Trends and Perspectives on Digital Platforms and Digital Television in Europe| Commissioning and Independent Television Production: Power, Risk, and Creativity

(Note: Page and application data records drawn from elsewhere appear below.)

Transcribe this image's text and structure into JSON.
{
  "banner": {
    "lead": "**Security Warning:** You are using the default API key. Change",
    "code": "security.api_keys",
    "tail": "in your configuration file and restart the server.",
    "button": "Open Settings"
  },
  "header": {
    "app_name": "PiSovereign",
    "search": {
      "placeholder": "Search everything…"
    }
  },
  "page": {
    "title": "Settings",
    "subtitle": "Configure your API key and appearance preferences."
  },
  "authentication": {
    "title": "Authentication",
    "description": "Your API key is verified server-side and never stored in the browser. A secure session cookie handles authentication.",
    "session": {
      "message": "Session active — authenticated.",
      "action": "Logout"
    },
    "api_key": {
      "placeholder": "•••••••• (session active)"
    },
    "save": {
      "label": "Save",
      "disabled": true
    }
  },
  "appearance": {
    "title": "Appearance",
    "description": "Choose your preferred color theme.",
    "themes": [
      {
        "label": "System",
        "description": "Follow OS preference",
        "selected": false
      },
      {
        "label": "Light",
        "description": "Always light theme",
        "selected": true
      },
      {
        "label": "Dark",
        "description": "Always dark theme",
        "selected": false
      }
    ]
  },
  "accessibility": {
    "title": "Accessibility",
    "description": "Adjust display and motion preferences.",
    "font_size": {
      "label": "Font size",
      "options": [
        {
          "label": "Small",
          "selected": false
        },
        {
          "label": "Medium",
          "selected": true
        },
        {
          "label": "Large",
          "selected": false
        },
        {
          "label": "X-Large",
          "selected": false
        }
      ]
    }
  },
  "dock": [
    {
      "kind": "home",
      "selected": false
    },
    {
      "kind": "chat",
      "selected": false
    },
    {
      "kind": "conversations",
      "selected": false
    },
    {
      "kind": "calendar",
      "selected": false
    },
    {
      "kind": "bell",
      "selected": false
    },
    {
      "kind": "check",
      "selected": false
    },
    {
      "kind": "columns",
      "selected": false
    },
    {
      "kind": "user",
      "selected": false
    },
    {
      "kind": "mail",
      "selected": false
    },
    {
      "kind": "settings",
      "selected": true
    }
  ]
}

Project development—the initial stage of television production—establishes the aesthetic and narrative parameters for the final on-screen representations. This article explores this important yet largely under-researched phase of production by investigating the structures and processes of project development in the British television industry with a focus on the conditions for the independent production sector in a broadcaster–publisher system. Its arguments are based on findings of an ethnographic production study in independent production companies in the United Kingdom, which are contextualized by statistical industry data and correlated to published research undertaken across the last two decades to assess changes and continuities over time. The article analyses the cultural and economic power relations between independent producers and commissioning editors and how they affect development practices. It evaluates the implications for creative autonomy and diversity, and shows how the existence of preferred suppliers and the demand-led nature of commissioning constrain producer creativity, leading to fewer opportunities for independent producers and a more homogenous television output.